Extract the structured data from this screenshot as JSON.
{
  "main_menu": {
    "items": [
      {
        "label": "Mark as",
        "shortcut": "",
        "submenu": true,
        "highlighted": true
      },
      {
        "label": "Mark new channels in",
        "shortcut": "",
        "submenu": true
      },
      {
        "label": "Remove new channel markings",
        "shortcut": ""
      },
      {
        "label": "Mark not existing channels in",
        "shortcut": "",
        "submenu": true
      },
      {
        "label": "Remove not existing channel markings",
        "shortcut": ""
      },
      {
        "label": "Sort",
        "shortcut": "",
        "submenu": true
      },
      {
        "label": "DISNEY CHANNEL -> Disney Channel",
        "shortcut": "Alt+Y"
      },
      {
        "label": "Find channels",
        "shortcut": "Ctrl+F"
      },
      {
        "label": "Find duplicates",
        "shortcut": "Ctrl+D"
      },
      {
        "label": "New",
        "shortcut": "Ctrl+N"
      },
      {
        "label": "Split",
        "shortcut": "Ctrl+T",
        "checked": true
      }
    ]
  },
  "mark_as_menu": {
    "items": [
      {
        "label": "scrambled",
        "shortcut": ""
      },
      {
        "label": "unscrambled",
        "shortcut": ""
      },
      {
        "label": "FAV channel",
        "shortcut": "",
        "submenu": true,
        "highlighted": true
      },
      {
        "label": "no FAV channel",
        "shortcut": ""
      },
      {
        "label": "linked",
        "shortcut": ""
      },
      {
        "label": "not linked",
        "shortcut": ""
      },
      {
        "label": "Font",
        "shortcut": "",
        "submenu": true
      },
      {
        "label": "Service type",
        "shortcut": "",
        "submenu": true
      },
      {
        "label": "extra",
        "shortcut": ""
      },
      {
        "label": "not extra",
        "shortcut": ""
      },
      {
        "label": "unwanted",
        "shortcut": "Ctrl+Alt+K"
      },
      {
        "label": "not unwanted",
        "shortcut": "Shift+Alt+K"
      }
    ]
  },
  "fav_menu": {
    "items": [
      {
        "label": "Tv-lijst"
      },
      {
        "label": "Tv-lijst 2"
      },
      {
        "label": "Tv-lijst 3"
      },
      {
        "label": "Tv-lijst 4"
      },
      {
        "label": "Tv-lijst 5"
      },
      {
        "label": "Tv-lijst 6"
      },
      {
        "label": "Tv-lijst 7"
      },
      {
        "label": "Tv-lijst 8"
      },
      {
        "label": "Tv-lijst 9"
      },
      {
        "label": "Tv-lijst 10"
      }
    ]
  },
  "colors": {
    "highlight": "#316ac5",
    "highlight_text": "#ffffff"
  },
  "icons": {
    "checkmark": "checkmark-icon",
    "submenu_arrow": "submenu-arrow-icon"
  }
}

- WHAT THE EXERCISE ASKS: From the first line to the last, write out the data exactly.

- REPLY TO THE EXERCISE:
Extract the structured data from this screenshot as JSON.
{
  "main_menu": {
    "items": [
      {
        "label": "Mark as",
        "shortcut": "",
        "submenu": true,
        "highlighted": true
      },
      {
        "label": "Mark new channels in",
        "shortcut": "",
        "submenu": true
      },
      {
        "label": "Remove new channel markings",
        "shortcut": ""
      },
      {
        "label": "Mark not existing channels in",
        "shortcut": "",
        "submenu": true
      },
      {
        "label": "Remove not existing channel markings",
        "shortcut": ""
      },
      {
        "label": "Sort",
        "shortcut": "",
        "submenu": true
      },
      {
        "label": "DISNEY CHANNEL -> Disney Channel",
        "shortcut": "Alt+Y"
      },
      {
        "label": "Find channels",
        "shortcut": "Ctrl+F"
      },
      {
        "label": "Find duplicates",
        "shortcut": "Ctrl+D"
      },
      {
        "label": "New",
        "shortcut": "Ctrl+N"
      },
      {
        "label": "Split",
        "shortcut": "Ctrl+T",
        "checked": true
      }
    ]
  },
  "mark_as_menu": {
    "items": [
      {
        "label": "scrambled",
        "shortcut": ""
      },
      {
        "label": "unscrambled",
        "shortcut": ""
      },
      {
        "label": "FAV channel",
        "shortcut": "",
        "submenu": true,
        "highlighted": true
      },
      {
        "label": "no FAV channel",
        "shortcut": ""
      },
      {
        "label": "linked",
        "shortcut": ""
      },
      {
        "label": "not linked",
        "shortcut": ""
      },
      {
        "label": "Font",
        "shortcut": "",
        "submenu": true
      },
      {
        "label": "Service type",
        "shortcut": "",
        "submenu": true
      },
      {
        "label": "extra",
        "shortcut": ""
      },
      {
        "label": "not extra",
        "shortcut": ""
      },
      {
        "label": "unwanted",
        "shortcut": "Ctrl+Alt+K"
      },
      {
        "label": "not unwanted",
        "shortcut": "Shift+Alt+K"
      }
    ]
  },
  "fav_menu": {
    "items": [
      {
        "label": "Tv-lijst"
      },
      {
        "label": "Tv-lijst 2"
      },
      {
        "label": "Tv-lijst 3"
      },
      {
        "label": "Tv-lijst 4"
      },
      {
        "label": "Tv-lijst 5"
      },
      {
        "label": "Tv-lijst 6"
      },
      {
        "label": "Tv-lijst 7"
      },
      {
        "label": "Tv-lijst 8"
      },
      {
        "label": "Tv-lijst 9"
      },
      {
        "label": "Tv-lijst 10"
      }
    ]
  },
  "colors": {
    "highlight": "#316ac5",
    "highlight_text": "#ffffff"
  },
  "icons": {
    "checkmark": "checkmark-icon",
    "submenu_arrow": "submenu-arrow-icon"
  }
}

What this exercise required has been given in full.